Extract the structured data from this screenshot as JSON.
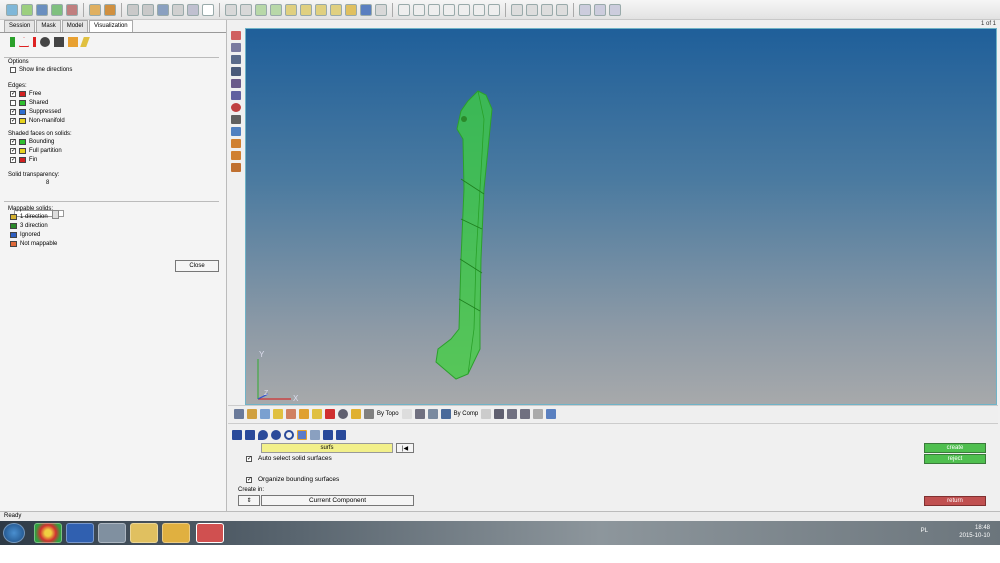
{
  "toolbar": {
    "icons": [
      "surface-icon",
      "mesh-icon",
      "save-icon",
      "edit-icon",
      "tools-icon",
      "user-icon",
      "import-icon",
      "arrow-left-icon",
      "arrow-right-icon",
      "model-icon",
      "box-icon",
      "view-icon",
      "ruler-icon",
      "node-icon",
      "zoom-icon",
      "rotate-icon",
      "pan-icon",
      "fit-icon",
      "window-icon"
    ]
  },
  "left_panel": {
    "tabs": [
      "Session",
      "Mask",
      "Model",
      "Visualization"
    ],
    "active_tab": "Visualization",
    "options_label": "Options",
    "show_line_directions": "Show line directions",
    "edges": {
      "title": "Edges:",
      "items": [
        {
          "label": "Free",
          "color": "#d22020",
          "checked": true
        },
        {
          "label": "Shared",
          "color": "#2fbf2f",
          "checked": false
        },
        {
          "label": "Suppressed",
          "color": "#2f6fd0",
          "checked": true
        },
        {
          "label": "Non-manifold",
          "color": "#e6d21e",
          "checked": true
        }
      ]
    },
    "shaded": {
      "title": "Shaded faces on solids:",
      "items": [
        {
          "label": "Bounding",
          "color": "#2fbf2f",
          "checked": true
        },
        {
          "label": "Full partition",
          "color": "#e6d21e",
          "checked": true
        },
        {
          "label": "Fin",
          "color": "#d22020",
          "checked": true
        }
      ]
    },
    "transparency": {
      "title": "Solid transparency:",
      "value": "8"
    },
    "mappable": {
      "title": "Mappable solids:",
      "items": [
        {
          "label": "1 direction",
          "color": "#d4b030"
        },
        {
          "label": "3 direction",
          "color": "#2a8a2a"
        },
        {
          "label": "Ignored",
          "color": "#2f5fc0"
        },
        {
          "label": "Not mappable",
          "color": "#e06a3a"
        }
      ]
    },
    "close_label": "Close"
  },
  "viewport": {
    "page_indicator": "1 of 1",
    "axis_y": "Y",
    "axis_x": "X",
    "axis_z": "Z",
    "model_color": "#3fd23f"
  },
  "view_toolbar": {
    "by_topo": "By Topo",
    "by_comp": "By Comp"
  },
  "panel": {
    "surfs_label": "surfs",
    "reset_label": "|◀",
    "auto_select": "Auto select solid surfaces",
    "organize": "Organize bounding surfaces",
    "create_in_label": "Create in:",
    "create_in_toggle": "⇕",
    "create_in_value": "Current Component",
    "create_btn": "create",
    "reject_btn": "reject",
    "return_btn": "return"
  },
  "status": {
    "text": "Ready"
  },
  "taskbar": {
    "lang": "PL",
    "time": "18:48",
    "date": "2015-10-10"
  }
}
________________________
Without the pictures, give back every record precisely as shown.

» Expected output
Extract the structured data from this screenshot as JSON.
{
  "toolbar": {
    "icons": [
      "surface-icon",
      "mesh-icon",
      "save-icon",
      "edit-icon",
      "tools-icon",
      "user-icon",
      "import-icon",
      "arrow-left-icon",
      "arrow-right-icon",
      "model-icon",
      "box-icon",
      "view-icon",
      "ruler-icon",
      "node-icon",
      "zoom-icon",
      "rotate-icon",
      "pan-icon",
      "fit-icon",
      "window-icon"
    ]
  },
  "left_panel": {
    "tabs": [
      "Session",
      "Mask",
      "Model",
      "Visualization"
    ],
    "active_tab": "Visualization",
    "options_label": "Options",
    "show_line_directions": "Show line directions",
    "edges": {
      "title": "Edges:",
      "items": [
        {
          "label": "Free",
          "color": "#d22020",
          "checked": true
        },
        {
          "label": "Shared",
          "color": "#2fbf2f",
          "checked": false
        },
        {
          "label": "Suppressed",
          "color": "#2f6fd0",
          "checked": true
        },
        {
          "label": "Non-manifold",
          "color": "#e6d21e",
          "checked": true
        }
      ]
    },
    "shaded": {
      "title": "Shaded faces on solids:",
      "items": [
        {
          "label": "Bounding",
          "color": "#2fbf2f",
          "checked": true
        },
        {
          "label": "Full partition",
          "color": "#e6d21e",
          "checked": true
        },
        {
          "label": "Fin",
          "color": "#d22020",
          "checked": true
        }
      ]
    },
    "transparency": {
      "title": "Solid transparency:",
      "value": "8"
    },
    "mappable": {
      "title": "Mappable solids:",
      "items": [
        {
          "label": "1 direction",
          "color": "#d4b030"
        },
        {
          "label": "3 direction",
          "color": "#2a8a2a"
        },
        {
          "label": "Ignored",
          "color": "#2f5fc0"
        },
        {
          "label": "Not mappable",
          "color": "#e06a3a"
        }
      ]
    },
    "close_label": "Close"
  },
  "viewport": {
    "page_indicator": "1 of 1",
    "axis_y": "Y",
    "axis_x": "X",
    "axis_z": "Z",
    "model_color": "#3fd23f"
  },
  "view_toolbar": {
    "by_topo": "By Topo",
    "by_comp": "By Comp"
  },
  "panel": {
    "surfs_label": "surfs",
    "reset_label": "|◀",
    "auto_select": "Auto select solid surfaces",
    "organize": "Organize bounding surfaces",
    "create_in_label": "Create in:",
    "create_in_toggle": "⇕",
    "create_in_value": "Current Component",
    "create_btn": "create",
    "reject_btn": "reject",
    "return_btn": "return"
  },
  "status": {
    "text": "Ready"
  },
  "taskbar": {
    "lang": "PL",
    "time": "18:48",
    "date": "2015-10-10"
  }
}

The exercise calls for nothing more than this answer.